Some people who undergo phacoemulsification or extracapsular procedure for cataracts experience clouding of the lens that covers the capsule, which is called posterior capsular opacification or secondary cataract. Sometimes, this cloudiness affects vision, which can be corrected through a laser surgery called Nd: YAG (neodymium-doped yttrium aluminum garnet) posterior capsulotomy. The Nd: YAG laser is a laser eye surgery employed to create a hole in the black, clouded lining of the capsule so as to allow light through the membrane to the retina that is located at the back of the eye.
The criteria to have the surgery
The cloudiness that some people experience after cataract surgery can happen after several months or even after years. In certain instances, it can become very thick causing a vision loss that can be as bad as cataracts themselves. The decision to undergo the procedure can be due to glare caused by bright light, poor vision affecting lifestyle or work, failure to pass vision test for driver’s license, double vision, significant difference in vision between two eyes, or another eye disease that threatens vision.

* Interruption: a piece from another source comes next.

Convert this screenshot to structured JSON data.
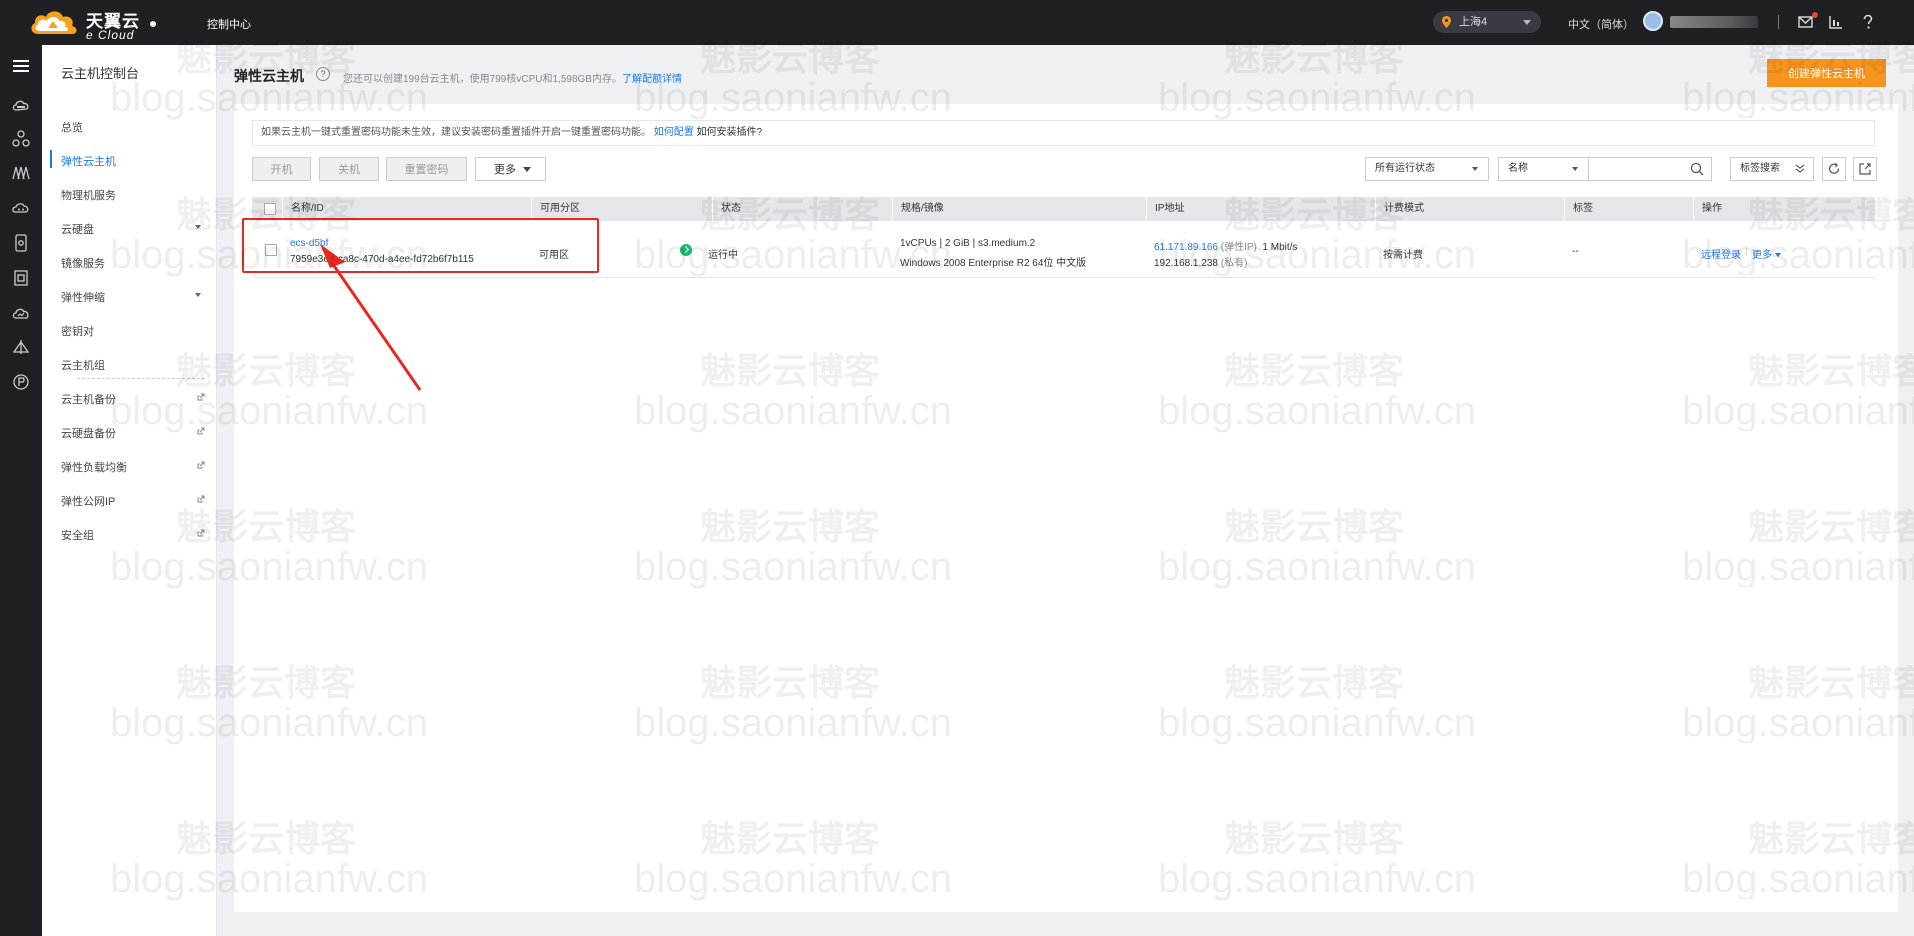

The procedure is considered unnecessary unless the deterioration in vision is significant.
After the surgery
Nd: YAG laser posterior capsulotomy is considered an outpatient surgery and does not necessitate anesthesia as it is painless. Patients must wait in the hospital for about 1-2 hours after the surgery so that the pressure inside the eye can be checked. This pressure is what maintains the shape of the eye.
Some people who undergo the surgery experience a new floater. The surgery is not a guarantee that posterior capsular opacification will never recur. However, certain types of lenses are known to lower the risk of opacification. These lenses must be discussed with your cataract surgeon in Troy before undergoing the cataract surgery in the first place.
The risks of surgery
The problem, which is most commonly seen after Nd: YAG laser posterior capsulotomy is increased pressure inside the eye in the short term. Other risks involved are swelling of central part of the retina, bleeding into front part of the eye, swelling of clear covering of the eye, and retinal detachment.
Retinal detachment can be a serious complication leading severe vision loss. This complication is seen in about 1 out of 50 patients who undergo Nd: YAG laser.
As with any surgery, the risks of undergoing Nd: YAG laser should be weighed against the benefits that patients stand to derive from it, before making the decision. It is advisable to have a thorough discussion about the decision with the surgeon before opting for the surgery.